-- Data for processing --
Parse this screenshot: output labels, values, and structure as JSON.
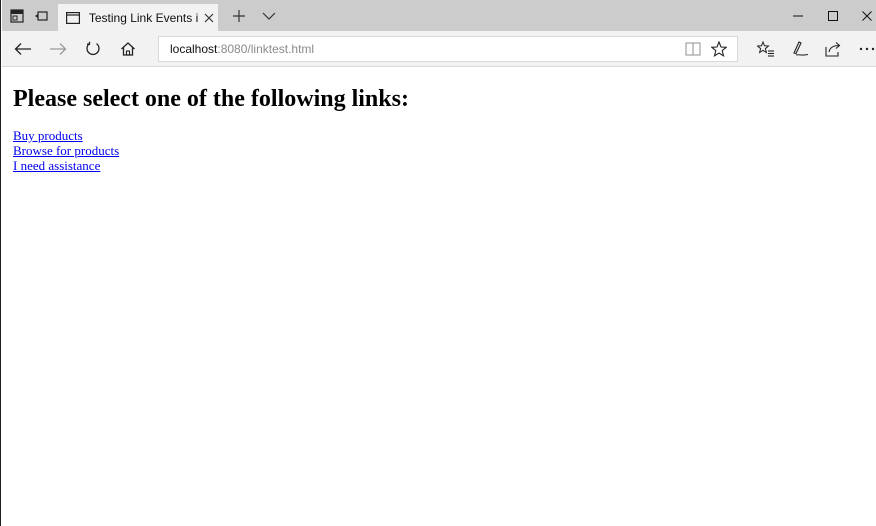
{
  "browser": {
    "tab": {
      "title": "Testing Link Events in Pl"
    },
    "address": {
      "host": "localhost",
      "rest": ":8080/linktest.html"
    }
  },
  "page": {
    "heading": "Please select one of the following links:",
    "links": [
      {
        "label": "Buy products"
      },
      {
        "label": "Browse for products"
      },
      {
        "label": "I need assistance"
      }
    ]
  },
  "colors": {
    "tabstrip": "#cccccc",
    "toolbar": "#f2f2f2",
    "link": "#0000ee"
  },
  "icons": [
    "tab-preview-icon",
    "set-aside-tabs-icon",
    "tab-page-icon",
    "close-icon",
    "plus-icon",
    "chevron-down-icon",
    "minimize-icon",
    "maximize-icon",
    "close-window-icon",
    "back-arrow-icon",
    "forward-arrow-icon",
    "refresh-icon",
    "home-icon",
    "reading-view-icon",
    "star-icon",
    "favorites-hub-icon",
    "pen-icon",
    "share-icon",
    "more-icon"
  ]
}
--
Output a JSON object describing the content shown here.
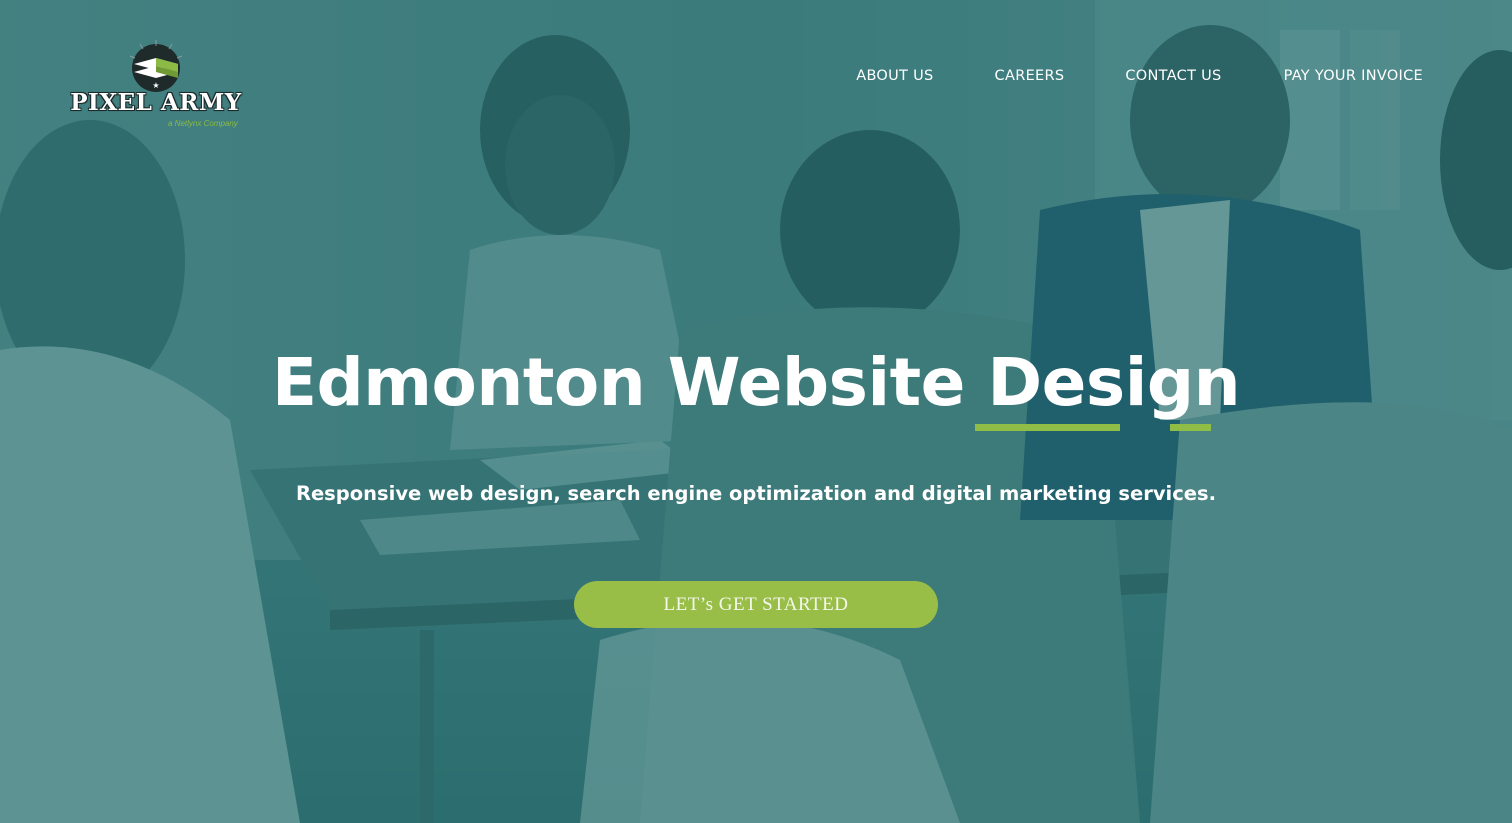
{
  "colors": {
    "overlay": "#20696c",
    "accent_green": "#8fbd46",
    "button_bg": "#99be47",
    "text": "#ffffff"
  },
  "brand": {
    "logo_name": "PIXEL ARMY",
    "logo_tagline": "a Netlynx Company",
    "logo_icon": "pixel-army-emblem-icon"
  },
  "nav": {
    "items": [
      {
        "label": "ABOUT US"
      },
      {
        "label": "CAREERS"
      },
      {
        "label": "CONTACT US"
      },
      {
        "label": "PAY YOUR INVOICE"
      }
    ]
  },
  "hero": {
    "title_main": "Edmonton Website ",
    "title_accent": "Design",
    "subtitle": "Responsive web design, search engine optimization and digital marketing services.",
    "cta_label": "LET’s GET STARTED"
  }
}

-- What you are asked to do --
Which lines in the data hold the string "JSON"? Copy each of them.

-- Task response --
Parse this screenshot: output labels, values, and structure as JSON.
Output a JSON object describing the content shown here.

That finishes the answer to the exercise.